However, the firm’s energy specialists say businesses need to get away from the short term knee-jerk reactions they have applied in previous down turns – or risk damaging the long term future of the industry.
Brian Campbell, oil and gas capital projects director at PwC and co-author of the report, said: “With economists predicting low oil prices throughout 2015, UK oil and gas firms are not out of the woods by any means.
“The stark reality is that firms need to be able to operate in an environment where oil averages at $50 per barrel – only then can they be truly fit for the future.
“We’ve been talking about cost reduction and restructuring within the industry for several years now and the harsh truth is that if many larger exploration and production and oil field services firms had implemented programmes before the oil price crisis hit, then the industry would be in a much better place to weather the storm that is currently raging.
“But it’s not too late to glean some good out of adversity and for businesses to work together to create their own new dawn for the North Sea. There are a series of levers business leaders can pull, which, as we’ve seen in the past, can lead to long term sustained efficiencies and opportunities for their business and the wider industry.”
The report states that although the industry is in a painful period, with the depressed oil price being sustained for longer than expected, there are still long term opportunities.
But many businesses will need to completely transform the way they operate to grasp the opportunities that lie ahead.
Kevin Reynard, office senior partner at PwC in Aberdeen, said: “Viewing lower oil prices as a catalyst for driving change may not be a bad starting point, particularly if we look for the opportunities in the current adversity for operators in the North Sea and further afield.
“Firms could start by defining the future shape of the company and what needs to be transformed to get there.
“We recognise this may be a much more complex and challenging path. But only by approaching transformation from that vision can we escape short term knee jerk reactions that could wipe out knowledge banks and turn-off suppliers for example, actions which could ultimately damage future business growth and the viability of the wider industry.

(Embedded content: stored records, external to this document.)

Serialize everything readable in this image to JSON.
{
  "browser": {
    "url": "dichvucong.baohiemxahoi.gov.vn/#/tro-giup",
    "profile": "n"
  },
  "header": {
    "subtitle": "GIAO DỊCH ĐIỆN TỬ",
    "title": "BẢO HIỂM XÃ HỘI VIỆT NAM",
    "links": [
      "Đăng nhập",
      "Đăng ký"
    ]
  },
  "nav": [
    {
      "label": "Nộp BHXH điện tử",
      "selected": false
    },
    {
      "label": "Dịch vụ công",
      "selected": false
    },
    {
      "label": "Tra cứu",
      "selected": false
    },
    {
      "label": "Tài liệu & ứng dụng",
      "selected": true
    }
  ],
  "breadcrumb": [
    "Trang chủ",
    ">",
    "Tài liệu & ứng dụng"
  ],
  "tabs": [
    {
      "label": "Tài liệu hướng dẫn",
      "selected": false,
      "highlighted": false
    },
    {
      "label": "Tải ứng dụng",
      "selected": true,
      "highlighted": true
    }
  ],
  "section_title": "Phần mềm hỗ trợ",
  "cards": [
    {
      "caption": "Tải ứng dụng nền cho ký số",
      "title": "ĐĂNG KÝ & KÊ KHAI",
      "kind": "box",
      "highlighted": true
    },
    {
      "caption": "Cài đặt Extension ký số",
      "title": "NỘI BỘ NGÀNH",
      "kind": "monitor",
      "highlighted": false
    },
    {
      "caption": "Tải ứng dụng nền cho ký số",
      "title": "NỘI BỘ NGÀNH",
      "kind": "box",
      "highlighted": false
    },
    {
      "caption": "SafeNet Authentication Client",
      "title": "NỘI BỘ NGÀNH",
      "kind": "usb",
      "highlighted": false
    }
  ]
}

“Ultimately if we are sensible about the changes needed, businesses, as well as the oil and gas sector, will be much leaner and more efficient …and crucially for our UKCS, fit for the future.”